The fourth edition of the Dream 11 Vincy Premier League(VPL) has started, igniting immense interest. Apart from the prolonged desire for live sporting action, the VPL as it popularly called, has grown exponentially.
Started in 2020 , soon after the declaration of the pandemic, the VPL was seen then as just another cricket competition. More so at the time, it provided that temporary relief, as the restrictions in sporting activities and otherwise, had taken root.
However, with the second and third editions of the VPL, notably the latter which was held last May, the temperature began to rise. That third edition carried the ratings higher and higher as it attracted bumper crowds especially the last weekend.
So, in that short space of two years, the VPL has become a staple event such that it is on the lips of many locals. Inevitably, the VPL is a highly anticipated event.
The growth has gone beyond the popularity as the pay out for the winners now stands at EC$ 25,000. This makes it the largest prize money for any sporting competitions held in St Vincent and the Grenadines.
Predictions are that VPL 5.0, which many believe will be sometime later this year would see another increase in the first prize purse. Indeed, much is there for what has emerged as St Vincent and the Grenadines’ signature sporting event.
Credit must go to the organisers who have kept adding innovations to each edition, making the product fresh every time.
But, beyond the hype, the excitement, the results, and the prize money, what else can be extracted from the exercise?
Are we satisfied with players getting a stipend for their efforts, as well as umpires, scorers, commentators, the streaming company which broadcasts the matches live, and the host of other financial spin offs which the VPL is able to generate?
Similarly, are we contented with the country’s name getting the publicity overseas as we view this as a major plus for us?
But, conversely, are the many promotions of our local sites realised in direct or indirect tourism benefits to St Vincent and the Grenadines?
Therefore, since such information has not been captured or cannot be answered in the affirmative, we have to look to eek out every possible benefit from the staging of the VPL editions .
Powered by Dream 11, the Indian-based betting company, the VPL has obviously carved out a niche for that company.
Undoubtedly, the VPL has produced the goods, provided good, entertaining cricket, and most importantly, allowed the main sponsors to be satisfied, to have them coming back for more.
Hence, St Vincent and the Grenadines has a trump card in its hand and now is the time to bring it to the table.
Is it possible for the organisers, through the St Vincent and the Grenadines Cricket Association to go outside the norms of sponsorship and procure some sort of infrastructural development?`

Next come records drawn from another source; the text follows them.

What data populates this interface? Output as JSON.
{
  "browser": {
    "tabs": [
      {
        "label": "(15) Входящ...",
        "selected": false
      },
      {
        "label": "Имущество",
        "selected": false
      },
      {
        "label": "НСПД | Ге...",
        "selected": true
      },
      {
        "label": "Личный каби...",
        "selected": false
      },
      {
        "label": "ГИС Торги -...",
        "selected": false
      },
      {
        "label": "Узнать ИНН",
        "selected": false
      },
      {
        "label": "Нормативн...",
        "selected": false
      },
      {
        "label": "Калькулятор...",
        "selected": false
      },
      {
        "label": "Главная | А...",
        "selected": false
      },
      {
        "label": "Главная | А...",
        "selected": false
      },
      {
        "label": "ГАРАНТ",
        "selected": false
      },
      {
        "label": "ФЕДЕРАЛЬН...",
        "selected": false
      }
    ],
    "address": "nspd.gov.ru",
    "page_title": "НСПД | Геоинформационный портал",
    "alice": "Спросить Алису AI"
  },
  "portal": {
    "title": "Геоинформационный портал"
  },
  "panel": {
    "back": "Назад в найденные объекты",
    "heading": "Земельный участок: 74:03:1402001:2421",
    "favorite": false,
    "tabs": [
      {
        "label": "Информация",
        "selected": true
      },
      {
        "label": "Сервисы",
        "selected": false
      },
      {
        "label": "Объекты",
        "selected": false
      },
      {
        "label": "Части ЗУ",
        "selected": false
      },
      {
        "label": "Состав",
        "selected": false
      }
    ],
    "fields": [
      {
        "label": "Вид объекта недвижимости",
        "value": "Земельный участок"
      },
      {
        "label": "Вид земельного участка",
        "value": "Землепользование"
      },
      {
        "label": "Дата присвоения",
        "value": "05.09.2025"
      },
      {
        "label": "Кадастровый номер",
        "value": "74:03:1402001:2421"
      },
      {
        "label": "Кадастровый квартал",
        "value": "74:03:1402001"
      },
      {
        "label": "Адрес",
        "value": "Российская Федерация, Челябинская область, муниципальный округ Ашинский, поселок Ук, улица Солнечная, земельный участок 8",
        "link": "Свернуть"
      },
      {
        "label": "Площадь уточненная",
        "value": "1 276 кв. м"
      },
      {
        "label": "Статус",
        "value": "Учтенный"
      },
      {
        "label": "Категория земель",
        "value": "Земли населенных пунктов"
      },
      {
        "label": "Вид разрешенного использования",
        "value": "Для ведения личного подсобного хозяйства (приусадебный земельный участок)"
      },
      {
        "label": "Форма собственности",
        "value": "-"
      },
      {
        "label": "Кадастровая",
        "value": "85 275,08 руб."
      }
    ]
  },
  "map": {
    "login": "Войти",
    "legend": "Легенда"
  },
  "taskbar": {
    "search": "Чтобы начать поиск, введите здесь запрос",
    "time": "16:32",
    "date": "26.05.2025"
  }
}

Likewise, the players who are the showpieces of the VPL, are they being adequately compensated?
This is against the reality that our VPL has not been bankrolled like the major franchise cricket tournaments around the globe, but the players can do well with a top up on the pittance they receive.
The call for more benefits to be derived from the VPL, is not accepting or conforming that we must stay with the notion that half a loaf is better than none at all. Neither can one say that this column’s demands for more tangible derivatives from the VPL are unreasonable.
Without the revelations of the amount of sponsorship for the VPL, it is still safe to conclude from the injection of other facets of the tournament, namely larger prize monies, increased number of overseas players and the likes, more can be done.
The same way that the VPL flavour is growing, likewise should we see players’ take home pay commensurate with the rise in appeal for the event.
Organisers, in keeping with your tagline, let the players especially “ Build a Vibe” financially.